What is needed: Among the entries below, copy every line that carries the word "cost".

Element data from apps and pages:

------------------------------------------------------------

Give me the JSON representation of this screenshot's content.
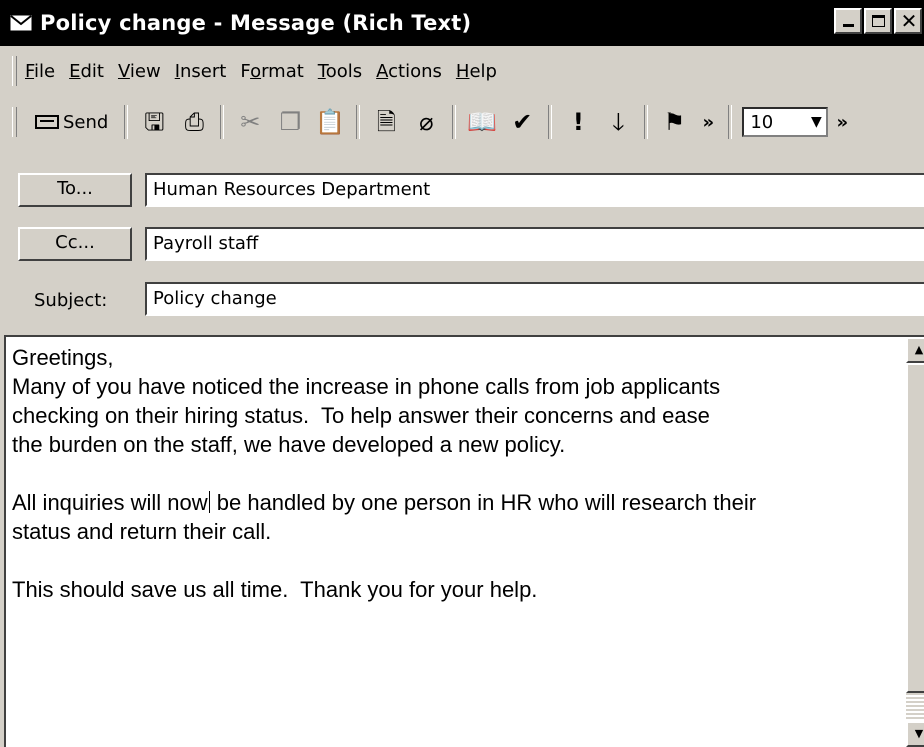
{
  "window": {
    "title": "Policy change - Message (Rich Text)"
  },
  "menu": {
    "items": [
      {
        "label": "File",
        "accel": "F"
      },
      {
        "label": "Edit",
        "accel": "E"
      },
      {
        "label": "View",
        "accel": "V"
      },
      {
        "label": "Insert",
        "accel": "I"
      },
      {
        "label": "Format",
        "accel": "o"
      },
      {
        "label": "Tools",
        "accel": "T"
      },
      {
        "label": "Actions",
        "accel": "A"
      },
      {
        "label": "Help",
        "accel": "H"
      }
    ]
  },
  "toolbar": {
    "send_label": "Send",
    "font_size": "10",
    "icons": [
      "save-icon",
      "print-icon",
      "cut-icon",
      "copy-icon",
      "paste-icon",
      "insert-file-icon",
      "attach-icon",
      "address-book-icon",
      "check-names-icon",
      "high-importance-icon",
      "low-importance-icon",
      "flag-icon"
    ]
  },
  "header": {
    "to_button": "To...",
    "to_value": "Human Resources Department",
    "cc_button": "Cc...",
    "cc_value": "Payroll staff",
    "subject_label": "Subject:",
    "subject_value": "Policy change"
  },
  "message": {
    "line1": "Greetings,",
    "line2": "Many of you have noticed the increase in phone calls from job applicants",
    "line3": "checking on their hiring status.  To help answer their concerns and ease",
    "line4": "the burden on the staff, we have developed a new policy.",
    "line5a": "All inquiries will now",
    "line5b": " be handled by one person in HR who will research their",
    "line6": "status and return their call.",
    "line7": "This should save us all time.  Thank you for your help."
  }
}
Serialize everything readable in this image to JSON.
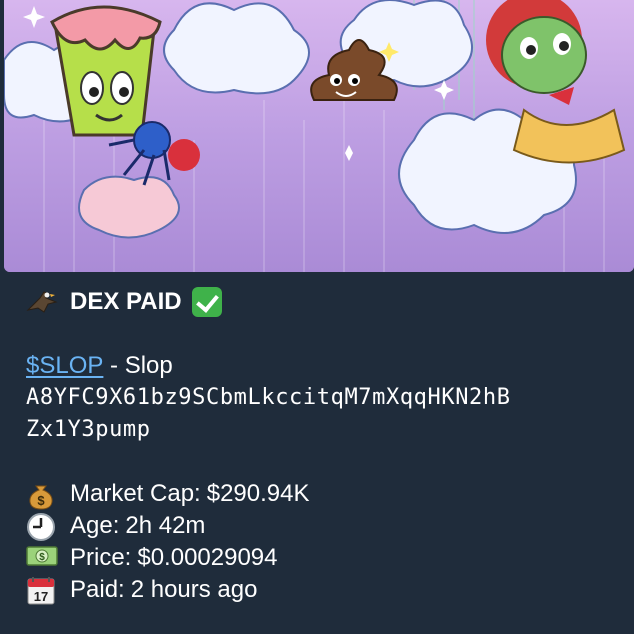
{
  "banner": {
    "image_alt": "Slop meme banner artwork",
    "colors": {
      "sky": "#c4a3e4",
      "cloud": "#f3f6ff"
    }
  },
  "post": {
    "header_icon": "eagle-icon",
    "header_title": "DEX PAID",
    "header_badge_icon": "check-mark-button-icon",
    "ticker": "$SLOP",
    "ticker_separator": " - ",
    "token_name": "Slop",
    "contract_line1": "A8YFC9X61bz9SCbmLkccitqM7mXqqHKN2hB",
    "contract_line2": "Zx1Y3pump",
    "stats": [
      {
        "icon": "money-bag-icon",
        "label": "Market Cap:",
        "value": "$290.94K"
      },
      {
        "icon": "clock-icon",
        "label": "Age:",
        "value": "2h 42m"
      },
      {
        "icon": "dollar-banknote-icon",
        "label": "Price:",
        "value": "$0.00029094"
      },
      {
        "icon": "calendar-icon",
        "label": "Paid:",
        "value": "2 hours ago"
      }
    ]
  },
  "colors": {
    "background": "#1f2c3b",
    "text": "#ffffff",
    "link": "#6ab3f3",
    "check": "#3fb24a"
  }
}
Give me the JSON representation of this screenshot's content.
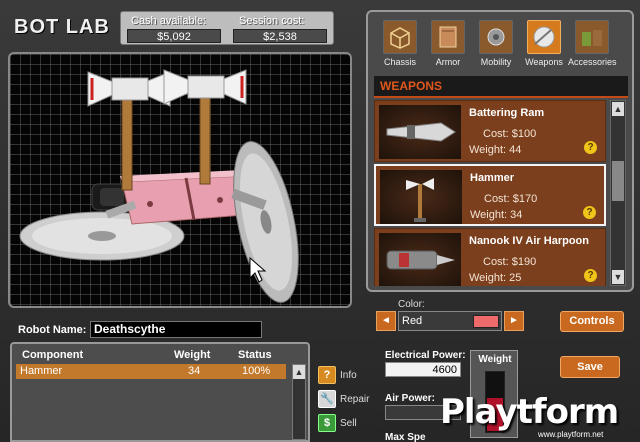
{
  "header": {
    "title": "BOT LAB",
    "cash_label": "Cash available:",
    "cash_value": "$5,092",
    "session_label": "Session cost:",
    "session_value": "$2,538"
  },
  "categories": [
    {
      "label": "Chassis",
      "icon": "chassis-icon"
    },
    {
      "label": "Armor",
      "icon": "armor-icon"
    },
    {
      "label": "Mobility",
      "icon": "mobility-icon"
    },
    {
      "label": "Weapons",
      "icon": "weapons-icon",
      "active": true
    },
    {
      "label": "Accessories",
      "icon": "accessories-icon"
    }
  ],
  "weapons_title": "WEAPONS",
  "weapons": [
    {
      "name": "Battering Ram",
      "cost": "Cost:  $100",
      "weight": "Weight:  44"
    },
    {
      "name": "Hammer",
      "cost": "Cost:  $170",
      "weight": "Weight:  34"
    },
    {
      "name": "Nanook IV Air Harpoon",
      "cost": "Cost:  $190",
      "weight": "Weight:  25"
    }
  ],
  "help_glyph": "?",
  "color": {
    "label": "Color:",
    "value": "Red",
    "swatch": "#ef6b6b",
    "prev_glyph": "◄",
    "next_glyph": "►"
  },
  "controls_label": "Controls",
  "robot": {
    "name_label": "Robot Name:",
    "name_value": "Deathscythe"
  },
  "components": {
    "headers": [
      "Component",
      "Weight",
      "Status"
    ],
    "rows": [
      {
        "component": "Hammer",
        "weight": "34",
        "status": "100%"
      }
    ]
  },
  "scroll_up_glyph": "▲",
  "scroll_down_glyph": "▼",
  "actions": [
    {
      "label": "Info",
      "glyph": "?"
    },
    {
      "label": "Repair",
      "glyph": "🔧"
    },
    {
      "label": "Sell",
      "glyph": "$"
    }
  ],
  "stats": {
    "electrical_label": "Electrical Power:",
    "electrical_value": "4600",
    "air_label": "Air Power:",
    "max_speed_label": "Max Spe",
    "weight_label": "Weight",
    "weight_fill_fraction": 0.55
  },
  "save_label": "Save",
  "watermark": {
    "logo": "Playtform",
    "url": "www.playtform.net"
  },
  "colors": {
    "accent": "#c9691f",
    "card_bg": "#7c3f1d",
    "header_red": "#e0571c",
    "robot_body": "#e8a0b0"
  }
}
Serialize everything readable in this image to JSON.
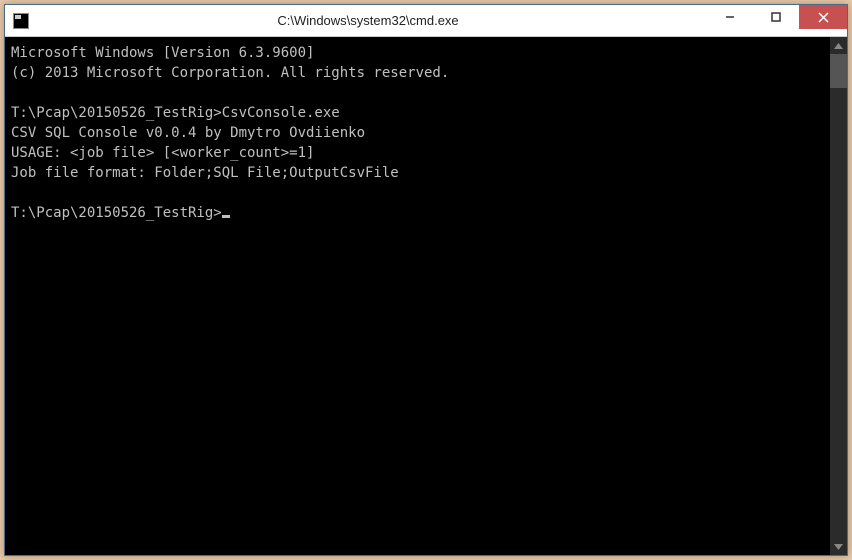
{
  "window": {
    "title": "C:\\Windows\\system32\\cmd.exe"
  },
  "console": {
    "lines": [
      "Microsoft Windows [Version 6.3.9600]",
      "(c) 2013 Microsoft Corporation. All rights reserved.",
      "",
      "T:\\Pcap\\20150526_TestRig>CsvConsole.exe",
      "CSV SQL Console v0.0.4 by Dmytro Ovdiienko",
      "USAGE: <job file> [<worker_count>=1]",
      "Job file format: Folder;SQL File;OutputCsvFile",
      "",
      "T:\\Pcap\\20150526_TestRig>"
    ]
  }
}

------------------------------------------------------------

Solution:
    "session_label": "Session cost:",
      "cost": "Cost:  $100",
      "cost": "Cost:  $170",
      "cost": "Cost:  $190",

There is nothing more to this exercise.